_WHAT TO PRODUCE_
Report every line below that holds the word "this".
+++ SUPPLIED RECORDS +++
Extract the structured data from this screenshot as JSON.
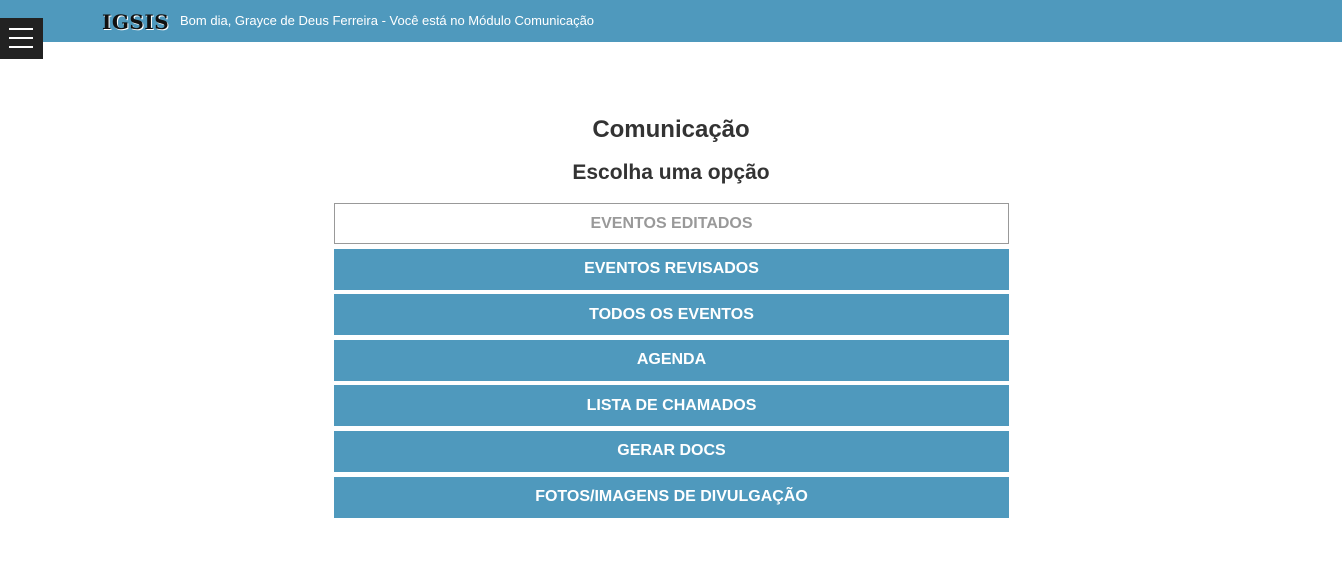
{
  "header": {
    "brand": "IGSIS",
    "greeting": "Bom dia, Grayce de Deus Ferreira - Você está no Módulo Comunicação",
    "menu_icon": "hamburger-menu-icon",
    "bar_color": "#4f99bd"
  },
  "main": {
    "title": "Comunicação",
    "subtitle": "Escolha uma opção",
    "options": [
      {
        "label": "EVENTOS EDITADOS"
      },
      {
        "label": "EVENTOS REVISADOS"
      },
      {
        "label": "TODOS OS EVENTOS"
      },
      {
        "label": "AGENDA"
      },
      {
        "label": "LISTA DE CHAMADOS"
      },
      {
        "label": "GERAR DOCS"
      },
      {
        "label": "FOTOS/IMAGENS DE DIVULGAÇÃO"
      }
    ]
  }
}
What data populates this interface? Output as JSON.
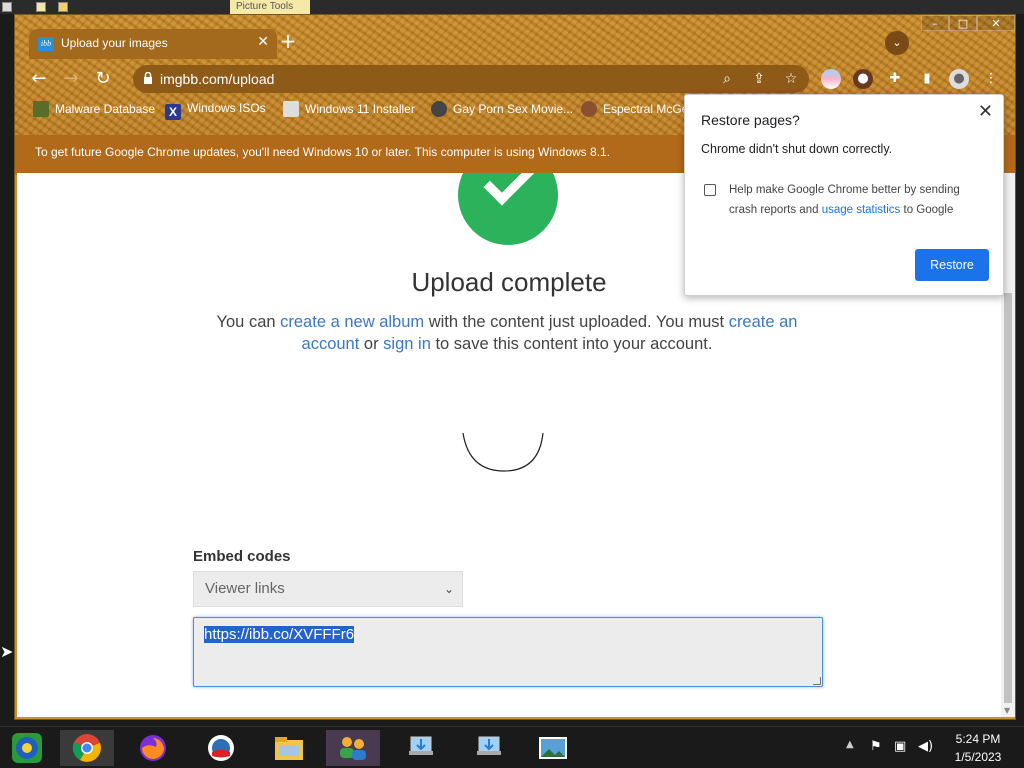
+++
_ANSWER FOR THE TASK_
Extract the structured data from this screenshot as JSON.
What data populates this interface? Output as JSON.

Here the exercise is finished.